Exercise: Whatever appears in the records should be given again exactly, down to the last mark.

(Interface dataset entries)
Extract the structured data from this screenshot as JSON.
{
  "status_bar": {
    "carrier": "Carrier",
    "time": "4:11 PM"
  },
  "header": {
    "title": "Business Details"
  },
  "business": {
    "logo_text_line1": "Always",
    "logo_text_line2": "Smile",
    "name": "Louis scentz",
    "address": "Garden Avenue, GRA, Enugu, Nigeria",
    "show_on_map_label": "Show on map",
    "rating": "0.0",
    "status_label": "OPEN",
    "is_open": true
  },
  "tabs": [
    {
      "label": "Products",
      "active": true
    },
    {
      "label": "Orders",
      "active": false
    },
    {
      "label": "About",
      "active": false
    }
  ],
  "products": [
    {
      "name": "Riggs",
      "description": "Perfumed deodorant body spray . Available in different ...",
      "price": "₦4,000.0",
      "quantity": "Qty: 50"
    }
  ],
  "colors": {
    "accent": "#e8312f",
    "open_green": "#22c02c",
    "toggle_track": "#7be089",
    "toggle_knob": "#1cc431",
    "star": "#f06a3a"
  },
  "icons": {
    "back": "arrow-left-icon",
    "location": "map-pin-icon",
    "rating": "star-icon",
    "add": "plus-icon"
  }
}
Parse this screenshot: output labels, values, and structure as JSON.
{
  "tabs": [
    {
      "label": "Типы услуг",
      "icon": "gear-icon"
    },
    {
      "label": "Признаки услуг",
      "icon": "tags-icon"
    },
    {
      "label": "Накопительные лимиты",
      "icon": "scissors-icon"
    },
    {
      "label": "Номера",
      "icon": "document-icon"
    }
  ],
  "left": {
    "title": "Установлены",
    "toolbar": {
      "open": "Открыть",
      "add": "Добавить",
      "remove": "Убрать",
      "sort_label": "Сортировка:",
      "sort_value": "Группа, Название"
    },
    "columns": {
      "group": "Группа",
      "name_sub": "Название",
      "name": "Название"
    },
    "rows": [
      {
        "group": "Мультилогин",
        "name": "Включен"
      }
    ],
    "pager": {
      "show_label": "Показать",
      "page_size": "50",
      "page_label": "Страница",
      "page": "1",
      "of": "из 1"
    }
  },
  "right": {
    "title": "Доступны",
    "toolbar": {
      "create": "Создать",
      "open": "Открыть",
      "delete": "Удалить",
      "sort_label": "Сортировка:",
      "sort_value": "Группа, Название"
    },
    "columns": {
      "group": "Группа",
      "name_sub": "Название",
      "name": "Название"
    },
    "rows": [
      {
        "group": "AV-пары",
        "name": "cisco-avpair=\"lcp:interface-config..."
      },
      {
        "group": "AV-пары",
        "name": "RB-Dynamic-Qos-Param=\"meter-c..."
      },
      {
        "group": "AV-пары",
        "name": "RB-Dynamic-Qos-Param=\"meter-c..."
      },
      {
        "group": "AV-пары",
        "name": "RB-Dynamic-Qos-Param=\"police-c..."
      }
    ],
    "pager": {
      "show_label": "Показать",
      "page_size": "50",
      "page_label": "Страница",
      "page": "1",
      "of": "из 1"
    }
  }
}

Answer below:
Extract the structured data from this screenshot as JSON.
{
  "status_bar": {
    "carrier": "Carrier",
    "time": "4:11 PM"
  },
  "header": {
    "title": "Business Details"
  },
  "business": {
    "logo_text_line1": "Always",
    "logo_text_line2": "Smile",
    "name": "Louis scentz",
    "address": "Garden Avenue, GRA, Enugu, Nigeria",
    "show_on_map_label": "Show on map",
    "rating": "0.0",
    "status_label": "OPEN",
    "is_open": true
  },
  "tabs": [
    {
      "label": "Products",
      "active": true
    },
    {
      "label": "Orders",
      "active": false
    },
    {
      "label": "About",
      "active": false
    }
  ],
  "products": [
    {
      "name": "Riggs",
      "description": "Perfumed deodorant body spray . Available in different ...",
      "price": "₦4,000.0",
      "quantity": "Qty: 50"
    }
  ],
  "colors": {
    "accent": "#e8312f",
    "open_green": "#22c02c",
    "toggle_track": "#7be089",
    "toggle_knob": "#1cc431",
    "star": "#f06a3a"
  },
  "icons": {
    "back": "arrow-left-icon",
    "location": "map-pin-icon",
    "rating": "star-icon",
    "add": "plus-icon"
  }
}
Parse this screenshot: output labels, values, and structure as JSON.
{
  "tabs": [
    {
      "label": "Типы услуг",
      "icon": "gear-icon"
    },
    {
      "label": "Признаки услуг",
      "icon": "tags-icon"
    },
    {
      "label": "Накопительные лимиты",
      "icon": "scissors-icon"
    },
    {
      "label": "Номера",
      "icon": "document-icon"
    }
  ],
  "left": {
    "title": "Установлены",
    "toolbar": {
      "open": "Открыть",
      "add": "Добавить",
      "remove": "Убрать",
      "sort_label": "Сортировка:",
      "sort_value": "Группа, Название"
    },
    "columns": {
      "group": "Группа",
      "name_sub": "Название",
      "name": "Название"
    },
    "rows": [
      {
        "group": "Мультилогин",
        "name": "Включен"
      }
    ],
    "pager": {
      "show_label": "Показать",
      "page_size": "50",
      "page_label": "Страница",
      "page": "1",
      "of": "из 1"
    }
  },
  "right": {
    "title": "Доступны",
    "toolbar": {
      "create": "Создать",
      "open": "Открыть",
      "delete": "Удалить",
      "sort_label": "Сортировка:",
      "sort_value": "Группа, Название"
    },
    "columns": {
      "group": "Группа",
      "name_sub": "Название",
      "name": "Название"
    },
    "rows": [
      {
        "group": "AV-пары",
        "name": "cisco-avpair=\"lcp:interface-config..."
      },
      {
        "group": "AV-пары",
        "name": "RB-Dynamic-Qos-Param=\"meter-c..."
      },
      {
        "group": "AV-пары",
        "name": "RB-Dynamic-Qos-Param=\"meter-c..."
      },
      {
        "group": "AV-пары",
        "name": "RB-Dynamic-Qos-Param=\"police-c..."
      }
    ],
    "pager": {
      "show_label": "Показать",
      "page_size": "50",
      "page_label": "Страница",
      "page": "1",
      "of": "из 1"
    }
  }
}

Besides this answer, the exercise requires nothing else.